Most people have a favorite sleep position, and maybe yours is sleeping on your stomach. That’s the preference of about 1 out of 14 people, according to the National Sleep Foundation. The good news is that stomach sleepers don’t tend to snore. Unfortunately, stomach sleeping can stress your back and neck, particularly if you aren’t using the right pillow strategy. Here’s how to find the best stomach-sleeper support.
Go for Soft
For stomach sleepers, a pillow that’s too firm can force your neck back, which can contribute to neck pain. A softer, thinner pillow may be better for spinal alignment and general comfort. (It may also help to put a flat pillow under the hips.)
Check the Fill
Pillow fill can make a big difference in how supportive or comfortable a pillow feels, no matter what position you sleep in. If you’re allergic to natural materials, you’ll want to choose a synthetic material such as polyester fibers. Or you may want a denser material, such as memory foam or latex, which conforms to the shape of your head.
Take It for Test Drive
Some pillows seem perfect in the store, but when you get them home, they’re firmer or fluffier than you can handle. Don’t be afraid to lie down in the pillow store and try the pillow out to make sure it works for your sleep position.
Consider Sleeping Face Down
One of the issues with sleeping on your stomach is that you lie for long periods with your head turned to the right or the left, which can leave you with neck pain.
If sleeping on your stomach is what works for you, try propping your forehead on a pillow and lying face down to keep your neck and spine more aligned and help keep upper airways open.
Or Consider a Body Pillow
Experts agree that sleeping on your stomach can strain your body.
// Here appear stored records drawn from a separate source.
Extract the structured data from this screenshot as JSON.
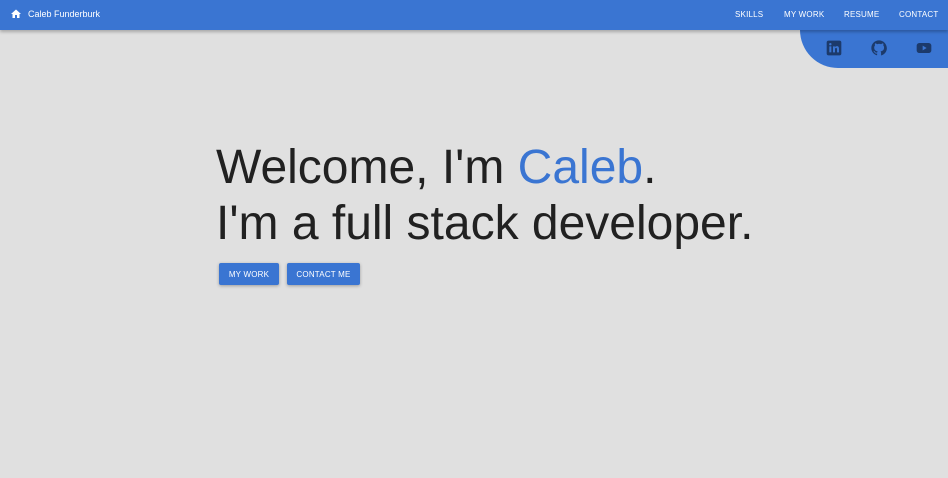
{
  "header": {
    "brand": "Caleb Funderburk",
    "home_icon": "home-icon",
    "nav": [
      "SKILLS",
      "MY WORK",
      "RESUME",
      "CONTACT"
    ]
  },
  "social": {
    "icons": [
      "linkedin-icon",
      "github-icon",
      "youtube-icon"
    ]
  },
  "hero": {
    "line1_prefix": "Welcome, I'm ",
    "line1_name": "Caleb",
    "line1_suffix": ".",
    "line2": "I'm a full stack developer."
  },
  "buttons": {
    "my_work": "MY WORK",
    "contact_me": "CONTACT ME"
  },
  "colors": {
    "primary": "#3a75d2",
    "background": "#e0e0e0",
    "text": "#212121",
    "icon_dark": "#1c3a6b"
  }
}
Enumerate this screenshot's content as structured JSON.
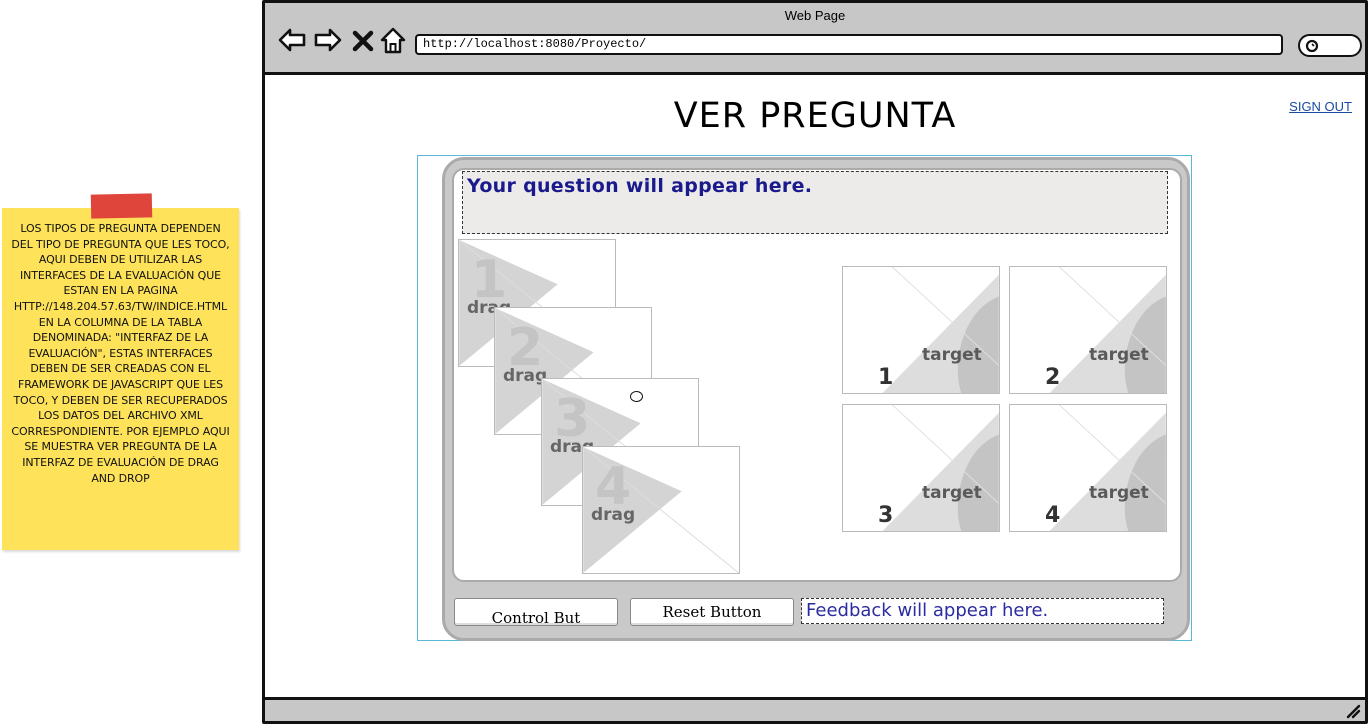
{
  "sticky_note": {
    "text": "LOS TIPOS DE PREGUNTA DEPENDEN DEL TIPO DE PREGUNTA QUE LES TOCO, AQUI DEBEN DE UTILIZAR LAS INTERFACES DE LA EVALUACIÓN QUE ESTAN EN LA PAGINA http://148.204.57.63/TW/indice.html EN LA COLUMNA DE LA TABLA DENOMINADA: \"INTERFAZ DE LA EVALUACIÓN\", ESTAS INTERFACES DEBEN DE SER CREADAS CON EL FRAMEWORK DE JAVASCRIPT QUE LES TOCO, Y DEBEN DE SER RECUPERADOS LOS DATOS DEL ARCHIVO XML CORRESPONDIENTE. POR EJEMPLO AQUI SE MUESTRA VER PREGUNTA DE LA INTERFAZ DE EVALUACIÓN DE DRAG AND DROP",
    "tape_color": "#e0453c",
    "note_color": "#fde25a"
  },
  "browser": {
    "title": "Web Page",
    "url": "http://localhost:8080/Proyecto/",
    "icons": [
      "back-arrow-icon",
      "forward-arrow-icon",
      "close-x-icon",
      "home-icon",
      "search-icon"
    ]
  },
  "page": {
    "heading": "VER PREGUNTA",
    "sign_out": "SIGN OUT",
    "link_color": "#1c4aa3"
  },
  "activity": {
    "question": "Your question will appear here.",
    "feedback": "Feedback will appear here.",
    "control_button": "Control But",
    "reset_button": "Reset Button",
    "drag_items": [
      {
        "number": "1",
        "label": "drag"
      },
      {
        "number": "2",
        "label": "drag"
      },
      {
        "number": "3",
        "label": "drag"
      },
      {
        "number": "4",
        "label": "drag"
      }
    ],
    "targets": [
      {
        "number": "1",
        "label": "target"
      },
      {
        "number": "2",
        "label": "target"
      },
      {
        "number": "3",
        "label": "target"
      },
      {
        "number": "4",
        "label": "target"
      }
    ],
    "question_color": "#1a1a8c",
    "feedback_color": "#2b2ba3"
  }
}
If you’re trying to break the habit or transition to a side-sleeper position, try a body or side pillow. They may provide pressure on your stomach that mimics what you feel when you sleep belly-down.
Or Try No Pillow
There’s no rulebook that says you need a pillow to sleep, particularly when a pillow puts strain on your lower back. Try sleeping without a pillow and see how your back and neck feel over time.
Update Pillows Regularly
No matter how fancy your pillows are, they age after nightly use as they absorb body oil, dead skin cells, and hair. Dust mites can build up and the pillow fill will break down and become less supportive.
You should buy new pillows about every 1-2 years. Test your pillow’s longevity by folding it in half. If it doesn’t spring back into its former shape, go shopping.